In 1937, Joyce Wethered married Sir John Heathcoat-Amory, becoming Lady Heathcoat-Amory, and lived at Knighthayes House near Tiverton.

Joyce died on Wednesday 20 November 1997, at the age of 96.

A painting and text about John Heathcoat.

The text reads: John Heathcoat was born in the village of Duffield, near Derby, in 1783.

He established a lace making factory at Loughborough. On the night of 28 June, 1816, the factory was attacked by Luddites. That summer he bought a new wool factory in Tiverton, which had previously closed in 1815. Loyal craftsmen made the 200 mile journey to Tiverton on foot.

The factory was a great success. John Heathcoat invented the new bobbin-net machine, a ‘kind of mechanical pillow’ which could imitate real pillow lace but much faster. By 1822 the factory was employing over 1,500 people.

John Heathcoat built the first West County factory school, which opened on New Year’s Day in 1843 to educate the children of parents of all denominations.

He became an MP in December 1832 but remained a back bencher until his death in 1861.

The net for Queen Elizabeth II’s wedding veil was made at the Tiverton factory.

A photograph of Queen Elizabeth II, wearing the veil.

Text about Bridge Street.

The text reads: The bridge was originally built some time before 1400 but rebuilt after the floods of the 1960s. The White Ball Inn was owned by the Mary Rice charity and in 1697 the rent was a mere £31 a year.

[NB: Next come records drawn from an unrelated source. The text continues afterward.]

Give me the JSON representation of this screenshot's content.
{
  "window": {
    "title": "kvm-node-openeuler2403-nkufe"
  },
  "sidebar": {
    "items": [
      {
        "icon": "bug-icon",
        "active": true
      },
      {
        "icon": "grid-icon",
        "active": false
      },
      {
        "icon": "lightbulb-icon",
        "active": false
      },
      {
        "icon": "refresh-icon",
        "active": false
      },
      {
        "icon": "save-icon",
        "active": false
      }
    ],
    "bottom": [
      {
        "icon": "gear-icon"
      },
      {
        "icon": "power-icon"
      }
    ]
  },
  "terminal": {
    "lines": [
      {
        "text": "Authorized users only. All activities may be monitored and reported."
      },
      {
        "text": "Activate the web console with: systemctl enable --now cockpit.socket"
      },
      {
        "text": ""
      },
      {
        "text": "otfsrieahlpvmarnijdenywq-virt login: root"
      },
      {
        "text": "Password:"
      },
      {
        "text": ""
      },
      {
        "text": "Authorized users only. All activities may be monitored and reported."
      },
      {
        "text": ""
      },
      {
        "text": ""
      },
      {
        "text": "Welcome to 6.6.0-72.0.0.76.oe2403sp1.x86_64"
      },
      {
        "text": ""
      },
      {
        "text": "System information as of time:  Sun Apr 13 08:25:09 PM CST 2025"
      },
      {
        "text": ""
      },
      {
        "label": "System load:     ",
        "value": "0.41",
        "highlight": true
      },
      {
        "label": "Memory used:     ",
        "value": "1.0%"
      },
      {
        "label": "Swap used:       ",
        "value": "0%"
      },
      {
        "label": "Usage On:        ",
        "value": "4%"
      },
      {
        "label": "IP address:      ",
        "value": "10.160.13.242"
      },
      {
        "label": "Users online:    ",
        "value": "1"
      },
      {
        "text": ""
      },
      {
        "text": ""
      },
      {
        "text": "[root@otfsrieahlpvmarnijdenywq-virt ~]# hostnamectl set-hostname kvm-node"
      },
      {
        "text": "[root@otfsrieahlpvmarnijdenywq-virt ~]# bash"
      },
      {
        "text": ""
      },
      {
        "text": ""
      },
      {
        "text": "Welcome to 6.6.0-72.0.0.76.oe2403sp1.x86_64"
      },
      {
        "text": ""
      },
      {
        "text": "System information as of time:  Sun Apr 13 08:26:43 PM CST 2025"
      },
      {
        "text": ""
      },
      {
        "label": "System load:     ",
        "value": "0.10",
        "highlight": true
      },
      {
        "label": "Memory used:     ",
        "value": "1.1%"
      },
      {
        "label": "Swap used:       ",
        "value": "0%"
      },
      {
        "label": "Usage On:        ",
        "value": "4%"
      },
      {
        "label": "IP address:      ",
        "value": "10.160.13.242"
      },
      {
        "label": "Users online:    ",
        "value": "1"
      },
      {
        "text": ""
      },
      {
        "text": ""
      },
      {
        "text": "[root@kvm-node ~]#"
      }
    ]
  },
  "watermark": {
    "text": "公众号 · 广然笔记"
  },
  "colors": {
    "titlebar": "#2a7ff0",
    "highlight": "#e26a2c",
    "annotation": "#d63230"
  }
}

If you have information on the history of this pub, then we’d like you to share it with us. Please e-mail all information to: